- YOUR INSTRUCTIONS -
Find how many lines in the material below hold the word "Sequence". Reply with that figure alone.

- EXERCISE DATA -
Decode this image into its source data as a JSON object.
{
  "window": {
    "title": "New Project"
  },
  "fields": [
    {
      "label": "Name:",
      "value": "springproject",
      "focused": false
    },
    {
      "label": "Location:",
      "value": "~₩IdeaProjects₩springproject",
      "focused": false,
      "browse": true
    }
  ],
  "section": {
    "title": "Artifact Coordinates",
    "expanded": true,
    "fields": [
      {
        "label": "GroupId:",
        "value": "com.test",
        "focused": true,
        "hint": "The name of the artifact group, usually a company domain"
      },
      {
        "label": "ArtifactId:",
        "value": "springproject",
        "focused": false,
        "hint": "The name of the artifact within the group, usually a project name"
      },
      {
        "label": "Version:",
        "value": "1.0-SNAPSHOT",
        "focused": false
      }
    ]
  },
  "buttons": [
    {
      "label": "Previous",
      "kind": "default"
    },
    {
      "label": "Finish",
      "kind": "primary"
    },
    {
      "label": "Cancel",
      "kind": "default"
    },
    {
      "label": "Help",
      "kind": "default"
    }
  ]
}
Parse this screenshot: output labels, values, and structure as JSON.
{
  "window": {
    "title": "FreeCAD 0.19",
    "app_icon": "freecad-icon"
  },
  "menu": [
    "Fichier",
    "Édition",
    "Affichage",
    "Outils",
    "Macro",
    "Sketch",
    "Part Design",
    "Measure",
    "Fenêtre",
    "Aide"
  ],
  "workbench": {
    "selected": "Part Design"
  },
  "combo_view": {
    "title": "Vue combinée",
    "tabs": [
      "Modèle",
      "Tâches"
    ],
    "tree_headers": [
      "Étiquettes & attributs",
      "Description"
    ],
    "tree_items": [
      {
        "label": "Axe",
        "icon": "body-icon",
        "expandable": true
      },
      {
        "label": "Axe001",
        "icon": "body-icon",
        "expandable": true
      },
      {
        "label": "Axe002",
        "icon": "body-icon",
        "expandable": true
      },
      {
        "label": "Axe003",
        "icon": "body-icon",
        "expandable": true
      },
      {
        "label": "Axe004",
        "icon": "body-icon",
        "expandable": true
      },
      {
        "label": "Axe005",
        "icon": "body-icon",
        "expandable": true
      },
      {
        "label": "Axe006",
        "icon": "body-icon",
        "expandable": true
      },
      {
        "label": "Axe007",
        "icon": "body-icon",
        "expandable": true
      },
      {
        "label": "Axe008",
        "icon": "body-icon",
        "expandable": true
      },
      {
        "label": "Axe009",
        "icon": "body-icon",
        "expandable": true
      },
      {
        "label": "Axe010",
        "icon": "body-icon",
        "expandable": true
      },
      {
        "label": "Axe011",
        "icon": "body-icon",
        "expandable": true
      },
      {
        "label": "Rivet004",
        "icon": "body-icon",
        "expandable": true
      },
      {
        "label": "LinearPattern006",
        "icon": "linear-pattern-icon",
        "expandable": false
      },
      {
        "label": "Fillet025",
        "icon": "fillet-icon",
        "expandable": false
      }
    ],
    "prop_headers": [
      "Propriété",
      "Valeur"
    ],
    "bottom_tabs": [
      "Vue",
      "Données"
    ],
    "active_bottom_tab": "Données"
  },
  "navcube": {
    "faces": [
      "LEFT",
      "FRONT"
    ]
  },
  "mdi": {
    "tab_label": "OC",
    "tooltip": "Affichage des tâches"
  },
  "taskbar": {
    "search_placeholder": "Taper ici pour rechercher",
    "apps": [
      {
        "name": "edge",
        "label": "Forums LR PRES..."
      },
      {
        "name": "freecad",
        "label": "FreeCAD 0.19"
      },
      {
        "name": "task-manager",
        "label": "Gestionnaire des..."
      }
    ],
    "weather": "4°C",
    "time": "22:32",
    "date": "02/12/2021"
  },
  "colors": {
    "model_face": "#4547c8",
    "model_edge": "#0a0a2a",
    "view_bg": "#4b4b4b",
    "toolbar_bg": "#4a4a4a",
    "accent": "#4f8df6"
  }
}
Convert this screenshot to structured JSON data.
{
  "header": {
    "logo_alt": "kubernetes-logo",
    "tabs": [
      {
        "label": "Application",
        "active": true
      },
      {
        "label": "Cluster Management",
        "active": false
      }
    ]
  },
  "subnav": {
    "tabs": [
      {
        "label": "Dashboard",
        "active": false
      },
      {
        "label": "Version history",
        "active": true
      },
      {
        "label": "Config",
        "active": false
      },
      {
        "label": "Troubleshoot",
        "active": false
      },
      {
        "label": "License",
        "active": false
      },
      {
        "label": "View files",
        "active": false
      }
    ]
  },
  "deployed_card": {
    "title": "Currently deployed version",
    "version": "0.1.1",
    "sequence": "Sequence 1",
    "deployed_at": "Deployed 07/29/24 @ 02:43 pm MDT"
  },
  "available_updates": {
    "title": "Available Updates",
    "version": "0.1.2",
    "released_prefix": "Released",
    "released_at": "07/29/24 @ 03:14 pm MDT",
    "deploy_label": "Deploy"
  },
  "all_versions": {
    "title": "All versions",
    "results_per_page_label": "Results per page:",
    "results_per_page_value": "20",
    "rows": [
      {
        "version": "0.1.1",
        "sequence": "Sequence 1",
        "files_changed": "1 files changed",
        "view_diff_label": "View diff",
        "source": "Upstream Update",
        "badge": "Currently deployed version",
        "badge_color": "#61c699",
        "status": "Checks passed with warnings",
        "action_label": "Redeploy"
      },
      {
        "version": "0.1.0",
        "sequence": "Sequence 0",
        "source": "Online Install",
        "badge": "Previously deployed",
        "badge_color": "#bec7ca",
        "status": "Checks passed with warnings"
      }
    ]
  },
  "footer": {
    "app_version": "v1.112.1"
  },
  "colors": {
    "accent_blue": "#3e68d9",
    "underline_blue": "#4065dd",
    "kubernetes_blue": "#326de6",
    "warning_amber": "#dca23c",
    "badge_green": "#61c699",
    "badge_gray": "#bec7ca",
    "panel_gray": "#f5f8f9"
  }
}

- WRITTEN ANSWER -
3